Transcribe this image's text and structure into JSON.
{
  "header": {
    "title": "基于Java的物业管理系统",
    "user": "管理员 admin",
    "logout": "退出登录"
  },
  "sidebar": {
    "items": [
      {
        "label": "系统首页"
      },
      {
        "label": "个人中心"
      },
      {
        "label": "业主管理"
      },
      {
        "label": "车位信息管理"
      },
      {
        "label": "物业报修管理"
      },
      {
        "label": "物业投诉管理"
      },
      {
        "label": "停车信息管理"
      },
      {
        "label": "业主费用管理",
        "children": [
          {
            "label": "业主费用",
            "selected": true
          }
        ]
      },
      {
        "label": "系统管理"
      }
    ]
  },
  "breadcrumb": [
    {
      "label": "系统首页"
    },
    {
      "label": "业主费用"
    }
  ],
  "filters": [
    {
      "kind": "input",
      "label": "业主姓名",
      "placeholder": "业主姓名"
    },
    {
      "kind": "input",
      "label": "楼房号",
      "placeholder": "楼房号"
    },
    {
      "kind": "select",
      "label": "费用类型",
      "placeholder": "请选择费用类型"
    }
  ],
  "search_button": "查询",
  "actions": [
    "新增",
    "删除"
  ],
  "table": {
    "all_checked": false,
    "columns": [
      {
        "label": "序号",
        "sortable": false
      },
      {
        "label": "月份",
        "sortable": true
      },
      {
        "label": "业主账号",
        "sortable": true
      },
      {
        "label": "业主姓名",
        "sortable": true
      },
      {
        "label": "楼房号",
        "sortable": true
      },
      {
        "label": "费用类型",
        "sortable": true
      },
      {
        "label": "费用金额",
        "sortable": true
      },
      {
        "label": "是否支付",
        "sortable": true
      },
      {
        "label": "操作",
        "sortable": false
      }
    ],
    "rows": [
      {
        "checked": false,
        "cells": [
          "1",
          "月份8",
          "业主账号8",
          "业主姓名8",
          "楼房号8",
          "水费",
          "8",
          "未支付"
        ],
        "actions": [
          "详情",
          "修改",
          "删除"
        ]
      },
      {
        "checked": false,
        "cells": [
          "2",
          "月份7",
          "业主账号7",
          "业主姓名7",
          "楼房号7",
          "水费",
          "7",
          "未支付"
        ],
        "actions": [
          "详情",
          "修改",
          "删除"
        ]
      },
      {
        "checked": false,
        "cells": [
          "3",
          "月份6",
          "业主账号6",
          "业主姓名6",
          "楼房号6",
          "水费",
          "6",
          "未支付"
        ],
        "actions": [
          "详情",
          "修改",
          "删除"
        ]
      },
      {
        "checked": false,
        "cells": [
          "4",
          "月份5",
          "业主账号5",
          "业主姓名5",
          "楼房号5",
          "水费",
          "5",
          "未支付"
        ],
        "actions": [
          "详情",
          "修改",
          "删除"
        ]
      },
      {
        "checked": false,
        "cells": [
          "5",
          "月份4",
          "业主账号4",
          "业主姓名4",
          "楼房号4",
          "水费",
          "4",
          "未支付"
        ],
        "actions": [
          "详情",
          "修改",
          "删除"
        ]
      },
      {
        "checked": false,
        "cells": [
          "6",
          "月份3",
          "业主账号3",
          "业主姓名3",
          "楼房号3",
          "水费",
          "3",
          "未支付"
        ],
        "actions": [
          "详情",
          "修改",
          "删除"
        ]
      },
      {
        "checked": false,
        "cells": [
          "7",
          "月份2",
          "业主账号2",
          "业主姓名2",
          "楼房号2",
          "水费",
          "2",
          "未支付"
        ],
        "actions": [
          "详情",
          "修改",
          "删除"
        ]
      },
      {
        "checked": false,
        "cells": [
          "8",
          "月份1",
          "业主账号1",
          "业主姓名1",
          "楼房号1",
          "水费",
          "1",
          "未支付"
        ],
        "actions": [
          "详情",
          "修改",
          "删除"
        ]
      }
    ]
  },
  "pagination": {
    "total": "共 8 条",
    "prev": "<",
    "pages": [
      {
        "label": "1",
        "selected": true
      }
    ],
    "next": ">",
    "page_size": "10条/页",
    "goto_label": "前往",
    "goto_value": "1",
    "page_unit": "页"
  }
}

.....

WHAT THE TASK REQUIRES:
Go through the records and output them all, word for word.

EXPECTED OUTPUT:
Transcribe this image's text and structure into JSON.
{
  "header": {
    "title": "基于Java的物业管理系统",
    "user": "管理员 admin",
    "logout": "退出登录"
  },
  "sidebar": {
    "items": [
      {
        "label": "系统首页"
      },
      {
        "label": "个人中心"
      },
      {
        "label": "业主管理"
      },
      {
        "label": "车位信息管理"
      },
      {
        "label": "物业报修管理"
      },
      {
        "label": "物业投诉管理"
      },
      {
        "label": "停车信息管理"
      },
      {
        "label": "业主费用管理",
        "children": [
          {
            "label": "业主费用",
            "selected": true
          }
        ]
      },
      {
        "label": "系统管理"
      }
    ]
  },
  "breadcrumb": [
    {
      "label": "系统首页"
    },
    {
      "label": "业主费用"
    }
  ],
  "filters": [
    {
      "kind": "input",
      "label": "业主姓名",
      "placeholder": "业主姓名"
    },
    {
      "kind": "input",
      "label": "楼房号",
      "placeholder": "楼房号"
    },
    {
      "kind": "select",
      "label": "费用类型",
      "placeholder": "请选择费用类型"
    }
  ],
  "search_button": "查询",
  "actions": [
    "新增",
    "删除"
  ],
  "table": {
    "all_checked": false,
    "columns": [
      {
        "label": "序号",
        "sortable": false
      },
      {
        "label": "月份",
        "sortable": true
      },
      {
        "label": "业主账号",
        "sortable": true
      },
      {
        "label": "业主姓名",
        "sortable": true
      },
      {
        "label": "楼房号",
        "sortable": true
      },
      {
        "label": "费用类型",
        "sortable": true
      },
      {
        "label": "费用金额",
        "sortable": true
      },
      {
        "label": "是否支付",
        "sortable": true
      },
      {
        "label": "操作",
        "sortable": false
      }
    ],
    "rows": [
      {
        "checked": false,
        "cells": [
          "1",
          "月份8",
          "业主账号8",
          "业主姓名8",
          "楼房号8",
          "水费",
          "8",
          "未支付"
        ],
        "actions": [
          "详情",
          "修改",
          "删除"
        ]
      },
      {
        "checked": false,
        "cells": [
          "2",
          "月份7",
          "业主账号7",
          "业主姓名7",
          "楼房号7",
          "水费",
          "7",
          "未支付"
        ],
        "actions": [
          "详情",
          "修改",
          "删除"
        ]
      },
      {
        "checked": false,
        "cells": [
          "3",
          "月份6",
          "业主账号6",
          "业主姓名6",
          "楼房号6",
          "水费",
          "6",
          "未支付"
        ],
        "actions": [
          "详情",
          "修改",
          "删除"
        ]
      },
      {
        "checked": false,
        "cells": [
          "4",
          "月份5",
          "业主账号5",
          "业主姓名5",
          "楼房号5",
          "水费",
          "5",
          "未支付"
        ],
        "actions": [
          "详情",
          "修改",
          "删除"
        ]
      },
      {
        "checked": false,
        "cells": [
          "5",
          "月份4",
          "业主账号4",
          "业主姓名4",
          "楼房号4",
          "水费",
          "4",
          "未支付"
        ],
        "actions": [
          "详情",
          "修改",
          "删除"
        ]
      },
      {
        "checked": false,
        "cells": [
          "6",
          "月份3",
          "业主账号3",
          "业主姓名3",
          "楼房号3",
          "水费",
          "3",
          "未支付"
        ],
        "actions": [
          "详情",
          "修改",
          "删除"
        ]
      },
      {
        "checked": false,
        "cells": [
          "7",
          "月份2",
          "业主账号2",
          "业主姓名2",
          "楼房号2",
          "水费",
          "2",
          "未支付"
        ],
        "actions": [
          "详情",
          "修改",
          "删除"
        ]
      },
      {
        "checked": false,
        "cells": [
          "8",
          "月份1",
          "业主账号1",
          "业主姓名1",
          "楼房号1",
          "水费",
          "1",
          "未支付"
        ],
        "actions": [
          "详情",
          "修改",
          "删除"
        ]
      }
    ]
  },
  "pagination": {
    "total": "共 8 条",
    "prev": "<",
    "pages": [
      {
        "label": "1",
        "selected": true
      }
    ],
    "next": ">",
    "page_size": "10条/页",
    "goto_label": "前往",
    "goto_value": "1",
    "page_unit": "页"
  }
}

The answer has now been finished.